The Last Stargazers
An astronomer pulls back the curtain on the ‘rigors and delights and jerry-rigging absurdity’ of the past century of observational astronomy, while looking ahead to a future in which robots, not humans, peer skyward in pursuit of the Universe’s secrets.
Emily Levesque's 15-year career as an observational astronomer has been full of surprises, hardships, worldwide travel and awe-inspiring discoveries. She’s shared that road with a unique cohort, a group of astronomers braving mountain passes, subzero temperatures, poisonous or otherwise hostile fauna and flora, and the pulse-quickening technical difficulties of telescopes the size and weight of apartment buildings. In THE LAST STARGAZERS, she weaves together the incredible episodes and experiences of over a hundred astronomers and observatory employees to build a narrative history of observational astronomy, offer a tour d’horizon of the research behind our current understanding of the Universe and reveal the transformative developments in the field’s immediate future.
That future includes the rise of robotic telescopes such as the LSST – a triumph of modern technology, able to map the Universe in unprecedented detail and generate dozens of terabytes of data in a single night. The LSST will usher in a new age rich in data and potential discoveries, but it will also signal the end of a certain type of human discovery and creativity that has been with us since Galileo.

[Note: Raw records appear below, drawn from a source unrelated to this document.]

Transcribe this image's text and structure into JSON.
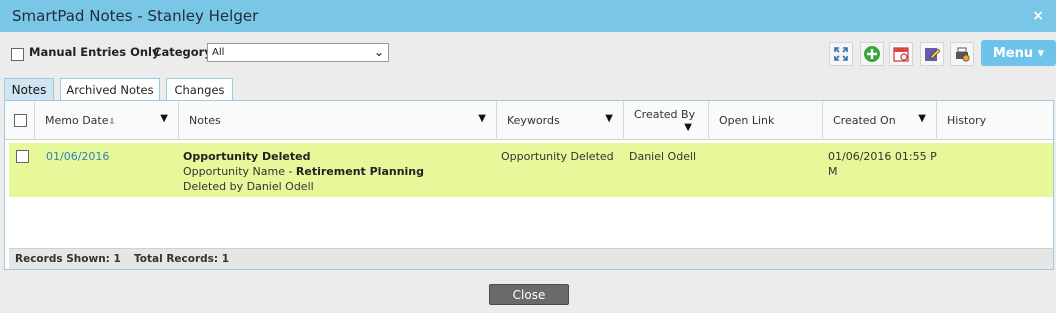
{
  "window": {
    "title": "SmartPad Notes - Stanley Helger",
    "close_glyph": "×"
  },
  "filters": {
    "manual_entries_label": "Manual Entries Only",
    "category_label": "Category",
    "category_value": "All"
  },
  "toolbar_icons": [
    "expand-icon",
    "add-icon",
    "calendar-icon",
    "note-edit-icon",
    "print-settings-icon"
  ],
  "menu": {
    "label": "Menu ▾"
  },
  "tabs": [
    {
      "label": "Notes",
      "active": true
    },
    {
      "label": "Archived Notes",
      "active": false
    },
    {
      "label": "Changes",
      "active": false
    }
  ],
  "columns": {
    "memo_date": "Memo Date",
    "notes": "Notes",
    "keywords": "Keywords",
    "created_by": "Created By",
    "open_link": "Open Link",
    "created_on": "Created On",
    "history": "History"
  },
  "rows": [
    {
      "memo_date": "01/06/2016",
      "note_title": "Opportunity Deleted",
      "note_line2_prefix": "Opportunity Name - ",
      "note_line2_bold": "Retirement Planning",
      "note_line3": "Deleted by Daniel Odell",
      "keywords": "Opportunity Deleted",
      "created_by": "Daniel Odell",
      "created_on_line1": "01/06/2016 01:55 P",
      "created_on_line2": "M"
    }
  ],
  "footer": {
    "records_shown": "Records Shown: 1",
    "total_records": "Total Records: 1"
  },
  "close_button": "Close",
  "colors": {
    "titlebar": "#7ac6e6",
    "row_highlight": "#e7f89a",
    "menu_button": "#6ec3ea",
    "link": "#2f7fc1"
  }
}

THE LAST STARGAZERS tells these human stories not simply to preserve them but also to remind us that our ingenuity and curiosity should not be wholly sacrificed in the pursuit of gleaming columns of big data. Levesque’s own story shows us that brilliant scientists can do more than move the wheel of scientific progress forward; they can also inspire future generations to take up the effort.